When you wake up in the morning and it is -16 outside with a prospect of a high that day of -8, the idea of never eating any heated foods is an especially hard sell. However on the coldest day in the past 11 years we were enjoying a delicious raw recipe for lunch, it can be done, it is just a matter of will or should or why.
When all raw is not being done, how best go about it, that is my question! With countless kinds of foods and many creative ways to heat foods there is not one simple answer. Instead there are smatterings of bits of information gathered and “harvested”.

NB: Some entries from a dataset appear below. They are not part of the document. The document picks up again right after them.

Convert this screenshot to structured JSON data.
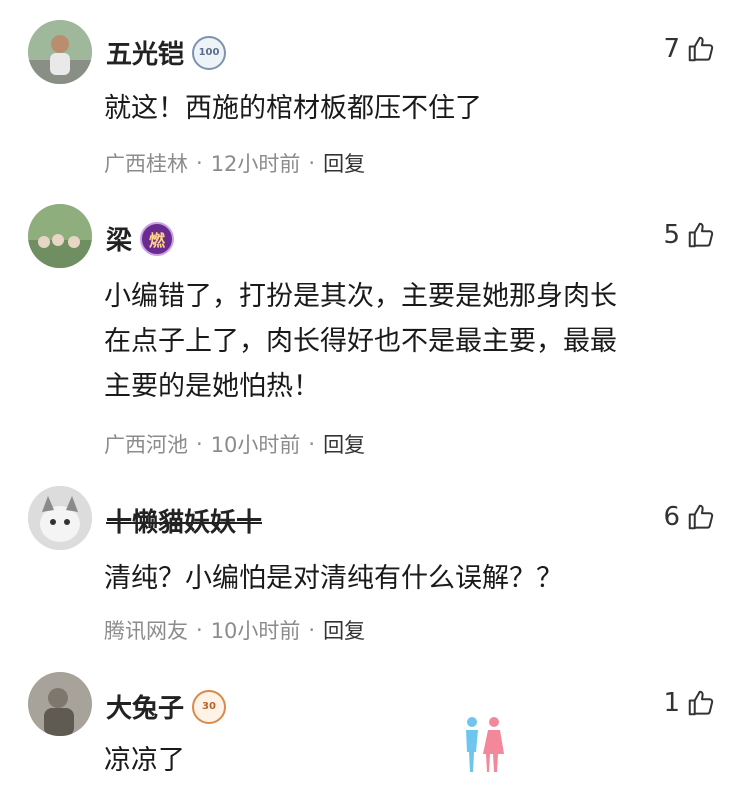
{
  "comments": [
    {
      "user": "五光铠",
      "badge": "100",
      "likes": "7",
      "text": "就这！西施的棺材板都压不住了",
      "location": "广西桂林",
      "time": "12小时前",
      "reply": "回复"
    },
    {
      "user": "梁",
      "badge": "燃",
      "likes": "5",
      "text": "小编错了，打扮是其次，主要是她那身肉长\n在点子上了，肉长得好也不是最主要，最最\n主要的是她怕热！",
      "location": "广西河池",
      "time": "10小时前",
      "reply": "回复"
    },
    {
      "user": "十懒貓妖妖十",
      "likes": "6",
      "text": "清纯？小编怕是对清纯有什么误解？？",
      "location": "腾讯网友",
      "time": "10小时前",
      "reply": "回复"
    },
    {
      "user": "大兔子",
      "badge": "30",
      "likes": "1",
      "text": "凉凉了"
    }
  ],
  "separator": "·",
  "colors": {
    "meta": "#8c8c8c",
    "text": "#1a1a1a",
    "icon": "#333333"
  },
  "icons": [
    "thumbs-up-icon",
    "level-badge-icon",
    "flame-badge-icon"
  ]
}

So if we are going to heat how do we heat gently and to the right foods whose molecules can handle it best. It seems possible that science hasn’t finished researching this. Just learning how any molecules interact with us is a challenge, then we would like to know how negatively affected compromised ones interact. Unfortunately or maybe fortunately for you I have very limited knowledge of biochemistry. And so I am forced into generalities and relying on other peoples research of which I know very little at this point.
There are claimed to be a number of ways to heat food doing the least damage, depending on the food. Oils seem to be among the most volitale and do least well. Think the curse of transfats. If you are heating oil the strongest one is coconut oil (see my Udo Erasmus book review).
In general for most of our vegetables think steam, that is obvious. And blanching, pour hot water over and let sit. Although it wasn’t obvious to me that if I want potatoes I can steam them the way one does broccoli and it works great! In fact it is very fast if you cut the potatoes into little cubes you will be looking at just a few minutes of steam. I am sure there are more subtle details about this process! I don’t know them yet!
The best I think is the Sausagemaker model D5 and that one is not shown in the above chart.